Obama won't lose.  The white-wall tire guy, Romney, has no chance.  Throwing him up there is just a sign of how confused the Republicans are--pathetic.  (I always vote Republican for president because I have no choice.  Abortion is not just another issue.  That would be like telling a Jew in '45 that the camps were nothing, really.  On a par with German food stamps. . . . And I know that offends people, but think of it from the Devil's POV.  His whole gig is to wound God.  So he goes after the Chosen, the then after the most innocent, those who have not yet had a chance to offend Him.)

So my question is, will Nancy Pelosi go to hell?  Joe Biden?  How about Oprah (my money's on her)?  The fat, little Catholic who's a liberal on the editorial page?  And what about Glen Beck?  Anybody with a billion dollars who doesn't give half of it to the poor?

Outrageous?  Maybe.

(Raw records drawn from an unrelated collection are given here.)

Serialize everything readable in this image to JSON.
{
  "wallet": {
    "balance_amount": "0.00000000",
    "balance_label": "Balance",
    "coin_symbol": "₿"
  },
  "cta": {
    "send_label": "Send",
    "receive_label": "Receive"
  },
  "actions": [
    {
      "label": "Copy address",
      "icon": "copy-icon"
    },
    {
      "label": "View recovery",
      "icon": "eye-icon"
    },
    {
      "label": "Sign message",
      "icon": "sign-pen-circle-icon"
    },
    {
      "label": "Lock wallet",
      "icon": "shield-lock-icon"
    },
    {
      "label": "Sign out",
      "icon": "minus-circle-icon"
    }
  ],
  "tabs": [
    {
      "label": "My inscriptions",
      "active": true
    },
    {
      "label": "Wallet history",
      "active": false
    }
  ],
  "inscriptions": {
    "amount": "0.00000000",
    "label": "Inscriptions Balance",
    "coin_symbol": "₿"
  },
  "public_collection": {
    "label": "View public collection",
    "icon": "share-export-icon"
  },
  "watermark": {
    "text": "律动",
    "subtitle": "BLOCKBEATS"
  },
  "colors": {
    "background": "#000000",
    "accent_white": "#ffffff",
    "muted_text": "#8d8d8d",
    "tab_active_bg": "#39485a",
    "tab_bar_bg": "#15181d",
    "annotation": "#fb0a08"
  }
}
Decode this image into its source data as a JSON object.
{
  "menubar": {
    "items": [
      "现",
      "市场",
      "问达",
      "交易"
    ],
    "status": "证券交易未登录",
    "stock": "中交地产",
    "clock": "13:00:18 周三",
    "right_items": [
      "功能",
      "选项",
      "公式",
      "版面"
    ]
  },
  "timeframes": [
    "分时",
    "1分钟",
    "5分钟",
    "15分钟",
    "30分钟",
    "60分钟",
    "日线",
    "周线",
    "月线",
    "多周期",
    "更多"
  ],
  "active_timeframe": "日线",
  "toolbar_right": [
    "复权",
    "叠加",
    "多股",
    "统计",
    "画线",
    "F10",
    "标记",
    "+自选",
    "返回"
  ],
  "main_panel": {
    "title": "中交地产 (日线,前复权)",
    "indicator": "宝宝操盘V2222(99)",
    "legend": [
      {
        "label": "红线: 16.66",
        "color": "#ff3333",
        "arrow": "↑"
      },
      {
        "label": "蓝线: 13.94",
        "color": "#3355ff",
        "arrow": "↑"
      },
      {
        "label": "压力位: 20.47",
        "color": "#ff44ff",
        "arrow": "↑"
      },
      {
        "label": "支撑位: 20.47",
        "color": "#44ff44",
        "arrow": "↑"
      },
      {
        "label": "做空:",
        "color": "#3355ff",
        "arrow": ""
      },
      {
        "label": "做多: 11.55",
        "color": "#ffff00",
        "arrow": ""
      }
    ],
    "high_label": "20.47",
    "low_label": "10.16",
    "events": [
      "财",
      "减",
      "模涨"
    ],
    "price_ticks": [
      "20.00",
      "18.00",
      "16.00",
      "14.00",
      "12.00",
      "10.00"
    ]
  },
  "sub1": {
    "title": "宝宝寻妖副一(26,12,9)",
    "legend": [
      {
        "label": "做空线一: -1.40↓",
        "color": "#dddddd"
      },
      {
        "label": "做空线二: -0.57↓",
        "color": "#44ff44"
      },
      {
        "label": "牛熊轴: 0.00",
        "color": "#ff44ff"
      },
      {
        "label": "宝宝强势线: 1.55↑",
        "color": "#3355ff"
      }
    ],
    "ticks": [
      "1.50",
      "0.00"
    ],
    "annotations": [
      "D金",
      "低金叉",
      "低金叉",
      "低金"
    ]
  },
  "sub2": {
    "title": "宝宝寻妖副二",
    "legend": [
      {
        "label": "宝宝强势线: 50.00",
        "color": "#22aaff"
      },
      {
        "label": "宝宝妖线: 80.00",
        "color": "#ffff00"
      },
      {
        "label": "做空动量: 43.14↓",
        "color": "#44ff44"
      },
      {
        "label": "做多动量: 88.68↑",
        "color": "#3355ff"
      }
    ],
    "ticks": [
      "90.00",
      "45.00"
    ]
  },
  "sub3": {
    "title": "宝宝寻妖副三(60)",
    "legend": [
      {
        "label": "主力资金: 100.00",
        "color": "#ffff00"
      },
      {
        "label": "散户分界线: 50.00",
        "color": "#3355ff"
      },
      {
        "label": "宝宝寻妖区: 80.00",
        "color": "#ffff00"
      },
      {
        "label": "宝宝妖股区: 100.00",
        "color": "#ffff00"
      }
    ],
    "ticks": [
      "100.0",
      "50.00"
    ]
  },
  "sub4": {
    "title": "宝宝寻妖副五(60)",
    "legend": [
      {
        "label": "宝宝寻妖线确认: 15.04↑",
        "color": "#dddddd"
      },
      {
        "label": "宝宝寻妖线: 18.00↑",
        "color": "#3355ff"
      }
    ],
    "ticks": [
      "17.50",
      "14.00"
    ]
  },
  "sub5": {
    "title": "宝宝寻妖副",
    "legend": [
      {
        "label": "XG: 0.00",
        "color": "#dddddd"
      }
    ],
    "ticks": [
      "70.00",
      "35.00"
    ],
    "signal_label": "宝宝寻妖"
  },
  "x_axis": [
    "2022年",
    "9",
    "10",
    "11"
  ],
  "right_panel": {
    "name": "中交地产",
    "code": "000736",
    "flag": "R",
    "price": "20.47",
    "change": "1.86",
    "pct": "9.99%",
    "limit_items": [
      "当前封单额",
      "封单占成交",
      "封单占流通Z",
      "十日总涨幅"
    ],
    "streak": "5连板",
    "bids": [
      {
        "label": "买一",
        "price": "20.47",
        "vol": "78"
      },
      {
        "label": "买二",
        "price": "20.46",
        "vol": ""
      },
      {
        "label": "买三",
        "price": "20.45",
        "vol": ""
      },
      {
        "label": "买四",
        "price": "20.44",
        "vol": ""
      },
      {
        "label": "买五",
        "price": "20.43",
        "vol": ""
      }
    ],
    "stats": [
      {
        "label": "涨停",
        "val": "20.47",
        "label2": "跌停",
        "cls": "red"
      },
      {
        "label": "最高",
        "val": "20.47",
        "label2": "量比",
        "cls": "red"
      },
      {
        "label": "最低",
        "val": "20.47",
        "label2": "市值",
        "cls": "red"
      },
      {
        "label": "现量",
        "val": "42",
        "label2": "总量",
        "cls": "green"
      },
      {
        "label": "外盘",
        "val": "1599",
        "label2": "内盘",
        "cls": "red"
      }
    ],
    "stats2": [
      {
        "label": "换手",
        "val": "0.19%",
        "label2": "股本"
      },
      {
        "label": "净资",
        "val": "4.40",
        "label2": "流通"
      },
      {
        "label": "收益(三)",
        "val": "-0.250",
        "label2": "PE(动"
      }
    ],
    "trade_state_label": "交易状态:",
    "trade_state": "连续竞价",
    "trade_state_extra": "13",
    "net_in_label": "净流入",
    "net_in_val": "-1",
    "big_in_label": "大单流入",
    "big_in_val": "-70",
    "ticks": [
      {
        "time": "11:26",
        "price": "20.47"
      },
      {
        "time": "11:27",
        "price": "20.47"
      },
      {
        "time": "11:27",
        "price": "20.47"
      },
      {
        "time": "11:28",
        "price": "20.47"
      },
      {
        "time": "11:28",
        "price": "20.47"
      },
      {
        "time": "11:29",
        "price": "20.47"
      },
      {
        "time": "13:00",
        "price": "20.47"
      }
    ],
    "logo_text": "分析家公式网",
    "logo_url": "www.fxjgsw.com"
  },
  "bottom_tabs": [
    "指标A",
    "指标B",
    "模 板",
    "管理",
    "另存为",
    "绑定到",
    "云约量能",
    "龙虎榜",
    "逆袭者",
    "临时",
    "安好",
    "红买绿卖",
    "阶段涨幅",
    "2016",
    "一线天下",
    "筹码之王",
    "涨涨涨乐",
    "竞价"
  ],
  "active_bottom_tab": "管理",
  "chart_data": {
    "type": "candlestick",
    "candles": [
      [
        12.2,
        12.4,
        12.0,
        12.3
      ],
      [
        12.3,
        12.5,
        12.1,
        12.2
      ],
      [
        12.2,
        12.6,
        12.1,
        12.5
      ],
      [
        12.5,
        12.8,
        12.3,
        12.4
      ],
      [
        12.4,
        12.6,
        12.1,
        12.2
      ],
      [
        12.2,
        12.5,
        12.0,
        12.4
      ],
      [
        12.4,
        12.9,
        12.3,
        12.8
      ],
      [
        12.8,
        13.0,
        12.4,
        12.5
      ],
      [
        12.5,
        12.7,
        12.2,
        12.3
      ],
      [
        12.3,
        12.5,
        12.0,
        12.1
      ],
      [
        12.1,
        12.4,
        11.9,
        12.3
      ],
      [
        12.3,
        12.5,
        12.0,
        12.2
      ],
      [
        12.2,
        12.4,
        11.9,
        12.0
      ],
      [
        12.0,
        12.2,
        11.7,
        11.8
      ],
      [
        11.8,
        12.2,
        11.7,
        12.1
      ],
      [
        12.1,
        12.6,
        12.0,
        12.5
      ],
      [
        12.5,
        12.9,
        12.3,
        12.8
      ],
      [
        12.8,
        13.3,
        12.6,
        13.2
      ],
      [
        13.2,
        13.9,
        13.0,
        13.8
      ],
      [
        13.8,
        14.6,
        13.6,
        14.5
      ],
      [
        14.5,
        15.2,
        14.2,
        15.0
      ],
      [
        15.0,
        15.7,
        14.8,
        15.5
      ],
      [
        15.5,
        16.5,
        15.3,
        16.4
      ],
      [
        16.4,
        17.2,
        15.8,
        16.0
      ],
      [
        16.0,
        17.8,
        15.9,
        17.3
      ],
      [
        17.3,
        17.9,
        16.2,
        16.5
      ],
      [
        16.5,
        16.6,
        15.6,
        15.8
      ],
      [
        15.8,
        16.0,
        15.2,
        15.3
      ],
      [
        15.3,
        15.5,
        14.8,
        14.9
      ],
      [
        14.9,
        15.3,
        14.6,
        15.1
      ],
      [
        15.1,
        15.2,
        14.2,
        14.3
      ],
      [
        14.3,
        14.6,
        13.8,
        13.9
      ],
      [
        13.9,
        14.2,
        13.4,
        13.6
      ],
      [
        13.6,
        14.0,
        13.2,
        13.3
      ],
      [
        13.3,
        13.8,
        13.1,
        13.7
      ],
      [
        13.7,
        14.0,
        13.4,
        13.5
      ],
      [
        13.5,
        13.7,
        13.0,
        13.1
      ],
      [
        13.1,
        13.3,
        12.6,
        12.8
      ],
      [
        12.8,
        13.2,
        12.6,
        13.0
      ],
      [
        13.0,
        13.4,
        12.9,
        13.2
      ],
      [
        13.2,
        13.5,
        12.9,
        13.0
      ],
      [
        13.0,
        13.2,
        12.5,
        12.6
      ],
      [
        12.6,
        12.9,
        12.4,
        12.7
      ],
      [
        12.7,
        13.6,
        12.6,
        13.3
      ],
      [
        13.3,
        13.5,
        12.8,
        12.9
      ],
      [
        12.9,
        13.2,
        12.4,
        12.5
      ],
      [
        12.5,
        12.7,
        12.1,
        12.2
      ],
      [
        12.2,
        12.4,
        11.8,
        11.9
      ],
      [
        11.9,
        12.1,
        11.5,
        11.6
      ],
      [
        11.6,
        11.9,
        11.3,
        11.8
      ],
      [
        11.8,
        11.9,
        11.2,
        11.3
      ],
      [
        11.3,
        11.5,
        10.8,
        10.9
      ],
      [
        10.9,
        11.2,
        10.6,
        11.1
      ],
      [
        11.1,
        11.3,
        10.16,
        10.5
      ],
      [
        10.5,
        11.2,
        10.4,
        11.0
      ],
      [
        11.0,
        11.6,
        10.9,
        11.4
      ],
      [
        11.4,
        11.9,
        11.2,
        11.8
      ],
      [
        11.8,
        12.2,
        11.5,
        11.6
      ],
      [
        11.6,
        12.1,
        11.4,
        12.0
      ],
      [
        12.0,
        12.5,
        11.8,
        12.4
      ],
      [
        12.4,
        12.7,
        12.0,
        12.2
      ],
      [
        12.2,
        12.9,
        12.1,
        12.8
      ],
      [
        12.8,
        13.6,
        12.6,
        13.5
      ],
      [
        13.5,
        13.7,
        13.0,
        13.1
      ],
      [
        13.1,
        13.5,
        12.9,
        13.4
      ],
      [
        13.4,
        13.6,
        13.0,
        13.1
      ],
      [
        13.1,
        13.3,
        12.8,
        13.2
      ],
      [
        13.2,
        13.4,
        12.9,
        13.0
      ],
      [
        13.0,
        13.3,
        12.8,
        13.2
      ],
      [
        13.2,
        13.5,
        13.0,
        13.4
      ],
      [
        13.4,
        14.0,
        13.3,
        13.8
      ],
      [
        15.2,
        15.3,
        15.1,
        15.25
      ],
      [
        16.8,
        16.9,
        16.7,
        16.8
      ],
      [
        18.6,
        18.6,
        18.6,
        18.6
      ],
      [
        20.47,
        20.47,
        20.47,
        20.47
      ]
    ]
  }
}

Will the left eventually line us up?  Can't see the right doing it, unless they all grow Mohawks or something.  But both are sorry excuses for parties.  People will be held responsible for what they do; they should be held so now.  Nothing will save us from death, comrade.  And the poor matter, a lot.  They are called "the other."  They are who we are here for.